The hanai tradition and the Hawaiian definition of `ohana provide beautiful cultural alternatives to the estranging aspects of American permanent placement practices. First, family status is awarded much more generously in Hawaiian culture, creating a predisposition for effortlessly accepting and loving someone else's children as one's own. Parents are those that love and care for a child, those that act as parents. Blood relationship is not necessarily a key component of parenting. Second, hanai is an informal, "casual, easy-going, and open `exchanging' of children"35 and does not require acceptance in a courtroom to be considered legitimate. The hanai tradition loosens many of the restrictions that cause American courts to deem loving caregivers unfit adoptive parents.

Perhaps the most significant difference between American adoption and the hanai tradition is that hanai adoption does not necessitate taking biological parents out of the picture. One of the reasons why adoption is not practiced more in America is that it requires the complete termination of birth parents' rights, a motion that is drastic and not always warranted. At the same time, for a wide variety of reasons, family reunification might not be the best option either. Children in this situation, stuck between adoption and reunification, usually stay in foster care indefinitely. Hanai adoption offers a much less painful alternative. Children can be welcomed into a loving hanai family while still maintaining a positive relationship with their birth parents.
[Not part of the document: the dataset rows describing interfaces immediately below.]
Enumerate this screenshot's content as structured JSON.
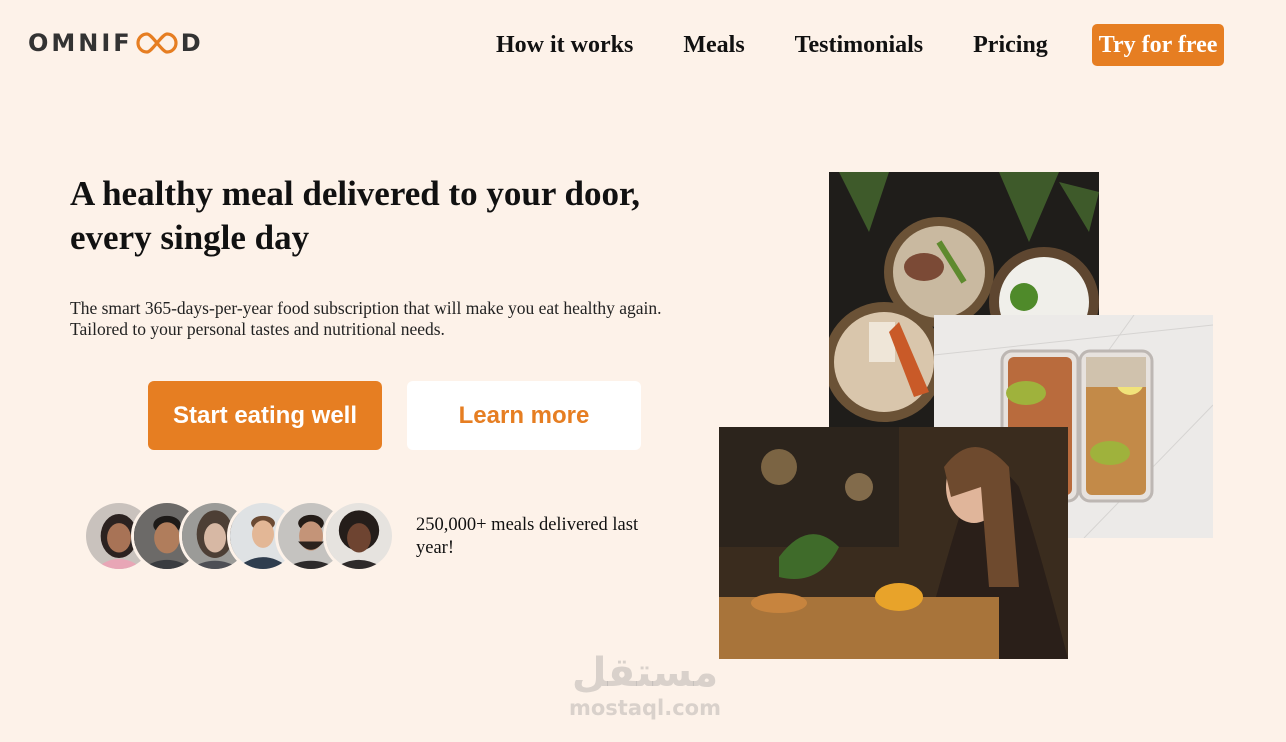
{
  "header": {
    "logo_left": "OMNIF",
    "logo_right": "D",
    "logo_mark": "infinity-icon",
    "nav": [
      "How it works",
      "Meals",
      "Testimonials",
      "Pricing"
    ],
    "cta": "Try for free"
  },
  "hero": {
    "title_line1": "A healthy meal delivered to your door,",
    "title_line2": "every single day",
    "desc_line1": "The smart 365-days-per-year food subscription that will make you eat healthy again.",
    "desc_line2": "Tailored to your personal tastes and nutritional needs.",
    "primary_button": "Start eating well",
    "secondary_button": "Learn more"
  },
  "customers": {
    "avatar_count": 6,
    "text": "250,000+ meals delivered last year!"
  },
  "watermark": {
    "arabic": "مستقل",
    "latin": "mostaql.com"
  },
  "colors": {
    "background": "#fdf2e9",
    "accent": "#e67e22"
  }
}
A hanai child can benefit from the love and stability of their adoptive home and keep a connection to their birth parents from that safe position. Parents are more free to explore the possibility that keeping their child at home might not be the best arrangement because they can explore the possibility of adoption without having to worry that they will be called a bad parent or that they may lose all involvement in their child's life. The hanai tradition can be a lesson to the American adoption system that the "reallocation of parental rights" and adoption can be "personalized, affectionate, and sociable."36

For the hanai tradition, I have a deep and personal gratitude. Almost as soon as I had entered the foster care system the social worker told me that their goal was to send me home to my mother as soon as possible. To me, the thought was terrifying. I became especially worried about having to go home after being placed in my fourth foster home. My fourth foster placement was in the home of one of my best friends from school, and we adopted each other as family almost instantly. I couldn't imagine being more happy or loving parents and siblings more. Intuitively I knew that my mother could not provide the same support and love that my foster family could, and her relapsing into drugs and alcohol was still a realistic possibility. I wanted to remain with my foster family, but I did not wish to permanently close the door on my mother. The hanai tradition provided my family the perfect solution. With my mother's approval, one of the greatest gifts I have ever received, I became a hanai child to my foster parents. Our home became the foundation of support from which I was able to extend to my mother forgiveness, love, and a commitment to friendship. I became a permanent (and legal) member of a wonderful family, I no longer had to live with the constant fear that I would be sent home, and my mother was given space to work through her difficulties. The hanai tradition gave me two loving parents, four sisters, and a new chance at friendship with my biological mother. To the Hawaiian culture, I am immensely grateful.

EDITOR'S NOTE: This is a mid-term paper on social and educational issues relevant to teaching that was written for Education 310, Introduction to Education.